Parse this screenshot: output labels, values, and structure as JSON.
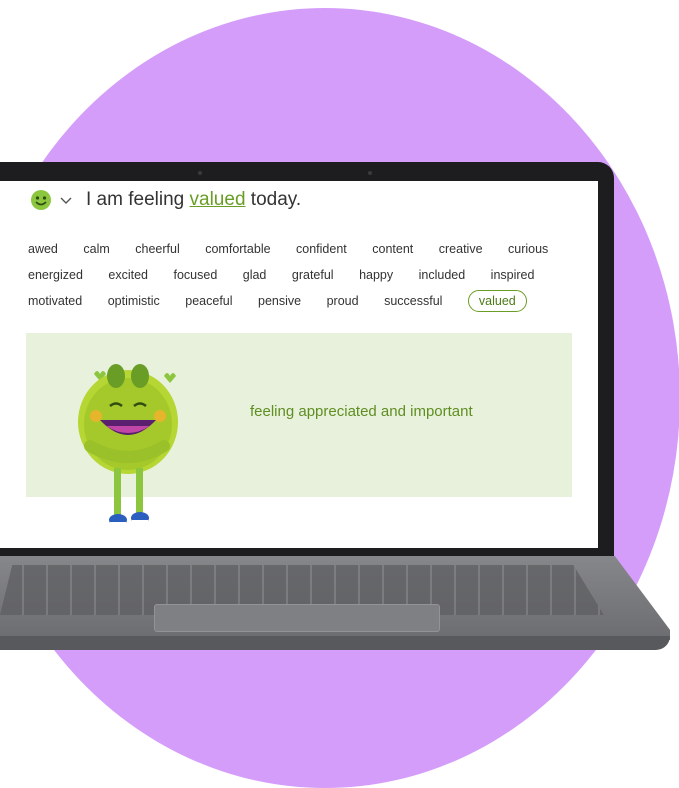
{
  "background": {
    "circle_color": "#d59dfa"
  },
  "header": {
    "emoji": "smiling-face-icon",
    "prefix": "I am feeling",
    "selected_word": "valued",
    "suffix": "today."
  },
  "feelings": [
    "awed",
    "calm",
    "cheerful",
    "comfortable",
    "confident",
    "content",
    "creative",
    "curious",
    "energized",
    "excited",
    "focused",
    "glad",
    "grateful",
    "happy",
    "included",
    "inspired",
    "motivated",
    "optimistic",
    "peaceful",
    "pensive",
    "proud",
    "successful",
    "valued"
  ],
  "selected_feeling": "valued",
  "definition": "feeling appreciated and important",
  "colors": {
    "accent": "#6a9d26",
    "panel": "#e8f1db"
  }
}
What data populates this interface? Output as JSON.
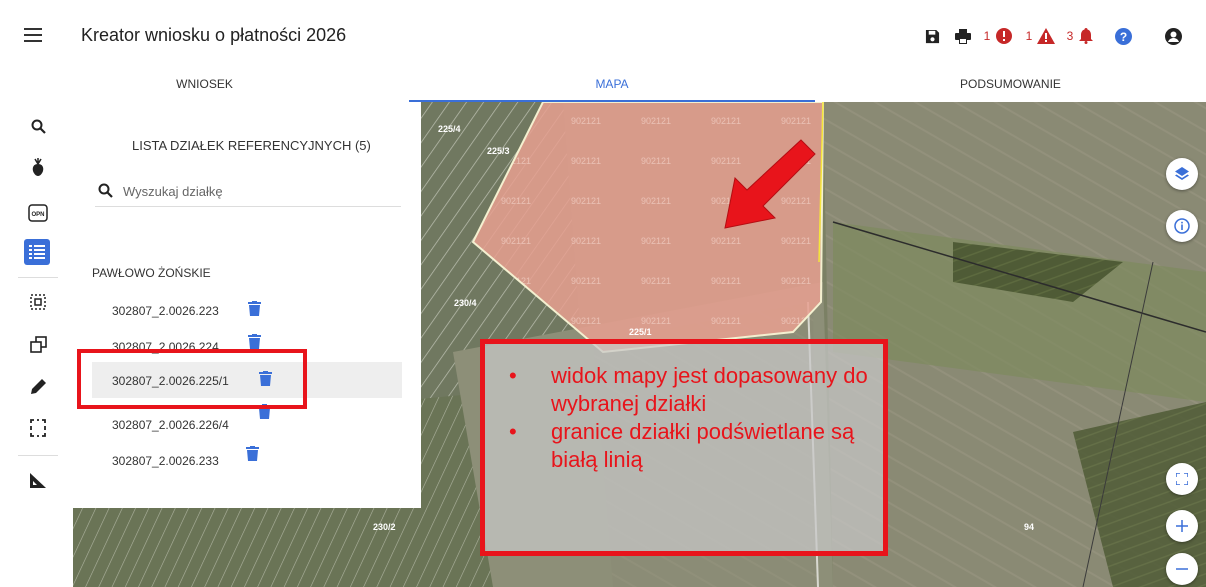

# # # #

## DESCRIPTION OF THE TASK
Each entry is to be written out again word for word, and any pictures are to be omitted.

## ANSWER TO THIS EXERCISE
Parse this screenshot: output labels, values, and structure as JSON.
{
  "background": {
    "circle_color": "#d59dfa"
  },
  "header": {
    "emoji": "smiling-face-icon",
    "prefix": "I am feeling",
    "selected_word": "valued",
    "suffix": "today."
  },
  "feelings": [
    "awed",
    "calm",
    "cheerful",
    "comfortable",
    "confident",
    "content",
    "creative",
    "curious",
    "energized",
    "excited",
    "focused",
    "glad",
    "grateful",
    "happy",
    "included",
    "inspired",
    "motivated",
    "optimistic",
    "peaceful",
    "pensive",
    "proud",
    "successful",
    "valued"
  ],
  "selected_feeling": "valued",
  "definition": "feeling appreciated and important",
  "colors": {
    "accent": "#6a9d26",
    "panel": "#e8f1db"
  }
}
What data populates this interface? Output as JSON.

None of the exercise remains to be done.